PROVIDED ENTRIES below:

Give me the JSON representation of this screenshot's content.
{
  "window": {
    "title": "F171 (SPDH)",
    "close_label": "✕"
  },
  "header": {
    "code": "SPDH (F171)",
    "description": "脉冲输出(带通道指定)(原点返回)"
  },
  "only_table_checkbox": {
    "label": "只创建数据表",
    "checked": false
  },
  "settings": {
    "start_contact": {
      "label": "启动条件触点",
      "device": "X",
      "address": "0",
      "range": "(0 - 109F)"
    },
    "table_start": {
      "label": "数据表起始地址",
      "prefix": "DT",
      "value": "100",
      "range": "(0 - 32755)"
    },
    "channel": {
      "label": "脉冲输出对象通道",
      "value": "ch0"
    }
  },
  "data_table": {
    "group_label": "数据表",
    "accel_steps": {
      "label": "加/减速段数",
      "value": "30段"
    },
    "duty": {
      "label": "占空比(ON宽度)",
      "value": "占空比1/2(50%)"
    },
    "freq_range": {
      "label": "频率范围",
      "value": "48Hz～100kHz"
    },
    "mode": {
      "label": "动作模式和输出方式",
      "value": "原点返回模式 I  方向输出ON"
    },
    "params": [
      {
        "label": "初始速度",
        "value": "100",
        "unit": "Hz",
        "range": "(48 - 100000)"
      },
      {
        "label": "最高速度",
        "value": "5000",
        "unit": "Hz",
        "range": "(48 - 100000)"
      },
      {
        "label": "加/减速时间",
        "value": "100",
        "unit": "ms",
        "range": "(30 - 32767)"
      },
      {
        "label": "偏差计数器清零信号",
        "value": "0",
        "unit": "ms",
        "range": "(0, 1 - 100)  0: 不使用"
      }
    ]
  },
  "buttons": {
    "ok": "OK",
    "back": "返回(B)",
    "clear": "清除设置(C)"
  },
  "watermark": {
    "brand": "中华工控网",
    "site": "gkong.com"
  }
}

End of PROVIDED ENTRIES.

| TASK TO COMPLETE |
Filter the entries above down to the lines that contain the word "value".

| ANSWER TO THE PROBLEM |
      "value": "100",
      "value": "ch0"
      "value": "30段"
      "value": "占空比1/2(50%)"
      "value": "48Hz～100kHz"
      "value": "原点返回模式 I  方向输出ON"
        "value": "100",
        "value": "5000",
        "value": "100",
        "value": "0",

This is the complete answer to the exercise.